Now, wide-reaching measures are being taken against the new and still largely unknown threat. People who have participated in meetings tell of near-hysteria over the mutation, which appeared amid steadily climbing infection rates in Israel. From this point, the road to a third shutdown is a short one, and politicians are already explaining that it would be better to have a prolonged lockdown now so that the presumed election in March takes place when only a small number of voters are ill or in isolation.
It’s simply inconceivable, and it reflects the terrible indifference of the cabinet and the inner cabinet to the harsh new regulations imposed on the population with such frequency. The pandemic is dangerous and hazardous on its own, but when you add to this the considerations of a prime minister who is a criminal defendant trying to escape justice, the result is systematic disregard for the good of the economy and the population.
The pinnacle of this is the horrific economic damage caused by the delay in passing a national budget, the sole reason for which is Netanyahu’s legal situation. During Monday’s cabinet meeting, government ministers were informed of the suicide of an Israeli in a coronavirus hotel. The gap between the decision-makers, whose freedom of movement and livelihoods remained completely unaffected this year, and the general public has never been greater.
The new panic underlines an earlier conclusion: The only way out of the crisis is to accelerate the vaccination campaign (assuming that the mutation does not cause a setback). In the meantime, fears that anti-vaxxers and spreaders of fake news would dent Israelis’ willingness to be vaccinated have not been realized.
Israel’s health maintenance organizations report that their members’ enormous demand for the vaccine has surpassed the number of available doses so far. This development reduces the need to give priority to celebrities who otherwise don’t meet the current criteria for getting the vaccine, a move that had been explained as a marketing tactic. The tactic might be appropriate when it comes to Haredi rabbis or the mayors of Arab towns, communities in which the vaccine is expected to be a hard sell. But there’s certainly no reason to inoculate the cast of the current season of “Survivor” at a time when some over the age of 80 can’t get a vaccination appointment in the next few weeks.
If the Health Ministry forecasts are accurate, next week some 4 million doses will arrive in Israel, enough for 2 million people – all of Israel’s frontline health care workers and high-risk groups (older adults and people with other health problems). And if the HMOs can match the scheduled pace, everyone in these groups can be fully vaccinated – with two doses, given 21 days apart – by mid-February.

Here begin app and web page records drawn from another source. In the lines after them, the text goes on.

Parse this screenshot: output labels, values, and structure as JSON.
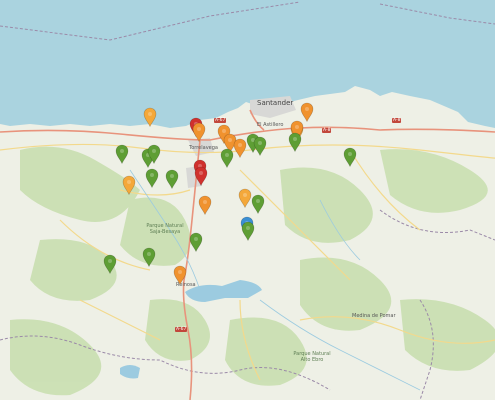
{
  "map": {
    "colors": {
      "sea": "#aad3df",
      "land": "#eef0e6",
      "forest": "#c9dfb0",
      "water": "#9ccbe0",
      "urban": "#d8d8d6",
      "motorway": "#e8937c",
      "road": "#f3d98c",
      "boundary": "#9b8aa8"
    },
    "places": {
      "santander": "Santander",
      "torrelavega": "Torrelavega",
      "el_astillero": "El Astillero",
      "parque_saja": "Parque Natural Saja-Besaya",
      "medina_pomar": "Medina de Pomar",
      "parque_sur": "Parque Natural Alto Ebro",
      "reinosa": "Reinosa"
    },
    "roads": {
      "a67_north": "A-67",
      "a8_east": "A-8",
      "a67_south": "A-67",
      "a8_west": "A-8"
    },
    "marker_colors": {
      "green": "#5e9e34",
      "orange": "#f0922e",
      "light_orange": "#f4a83a",
      "red": "#d0312d",
      "blue": "#3a8fd3"
    },
    "markers": [
      {
        "status": "light_orange"
      },
      {
        "status": "red"
      },
      {
        "status": "orange"
      },
      {
        "status": "orange"
      },
      {
        "status": "orange"
      },
      {
        "status": "orange"
      },
      {
        "status": "orange"
      },
      {
        "status": "green"
      },
      {
        "status": "green"
      },
      {
        "status": "light_orange"
      },
      {
        "status": "orange"
      },
      {
        "status": "green"
      },
      {
        "status": "green"
      },
      {
        "status": "green"
      },
      {
        "status": "green"
      },
      {
        "status": "green"
      },
      {
        "status": "green"
      },
      {
        "status": "red"
      },
      {
        "status": "red"
      },
      {
        "status": "light_orange"
      },
      {
        "status": "orange"
      },
      {
        "status": "light_orange"
      },
      {
        "status": "green"
      },
      {
        "status": "blue"
      },
      {
        "status": "green"
      },
      {
        "status": "green"
      },
      {
        "status": "green"
      },
      {
        "status": "green"
      },
      {
        "status": "orange"
      }
    ]
  }
}
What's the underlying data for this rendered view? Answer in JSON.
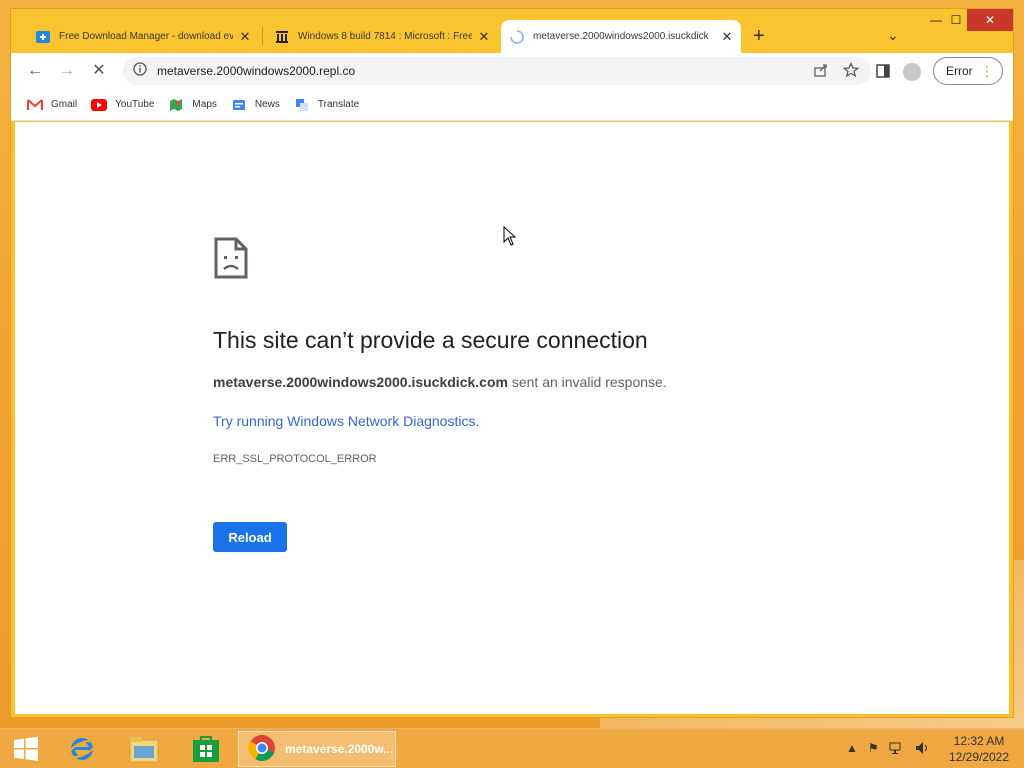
{
  "window": {
    "tabs": [
      {
        "title": "Free Download Manager - download ev",
        "close": "✕"
      },
      {
        "title": "Windows 8 build 7814 : Microsoft : Free",
        "close": "✕"
      },
      {
        "title": "metaverse.2000windows2000.isuckdick",
        "close": "✕"
      }
    ],
    "new_tab": "+",
    "tab_menu": "⌄",
    "controls": {
      "minimize": "—",
      "maximize": "☐",
      "close": "✕"
    }
  },
  "toolbar": {
    "back": "←",
    "forward": "→",
    "stop": "✕",
    "url": "metaverse.2000windows2000.repl.co",
    "error_label": "Error"
  },
  "bookmarks": [
    {
      "label": "Gmail",
      "icon": "gmail-icon"
    },
    {
      "label": "YouTube",
      "icon": "youtube-icon"
    },
    {
      "label": "Maps",
      "icon": "maps-icon"
    },
    {
      "label": "News",
      "icon": "news-icon"
    },
    {
      "label": "Translate",
      "icon": "translate-icon"
    }
  ],
  "error_page": {
    "title": "This site can’t provide a secure connection",
    "host": "metaverse.2000windows2000.isuckdick.com",
    "desc_suffix": " sent an invalid response.",
    "link": "Try running Windows Network Diagnostics.",
    "code": "ERR_SSL_PROTOCOL_ERROR",
    "reload_label": "Reload"
  },
  "taskbar": {
    "chrome_label": "metaverse.2000w...",
    "time": "12:32 AM",
    "date": "12/29/2022"
  },
  "colors": {
    "accent": "#1a73e8",
    "link": "#3367d6",
    "frame": "#f9c42f",
    "close_button": "#c7372b"
  }
}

That is the important goal; meeting it will ease the pressure on the health care system and end the threat that the country’s hospitals could collapse under the strain. But even now it must be said: The dire forecast did not come to pass in either the first or the second waves. Now, when the system is more experienced and so far the specter of a flu-and-coronavirus double whammy has been averted, it’s time to end the public scare campaign.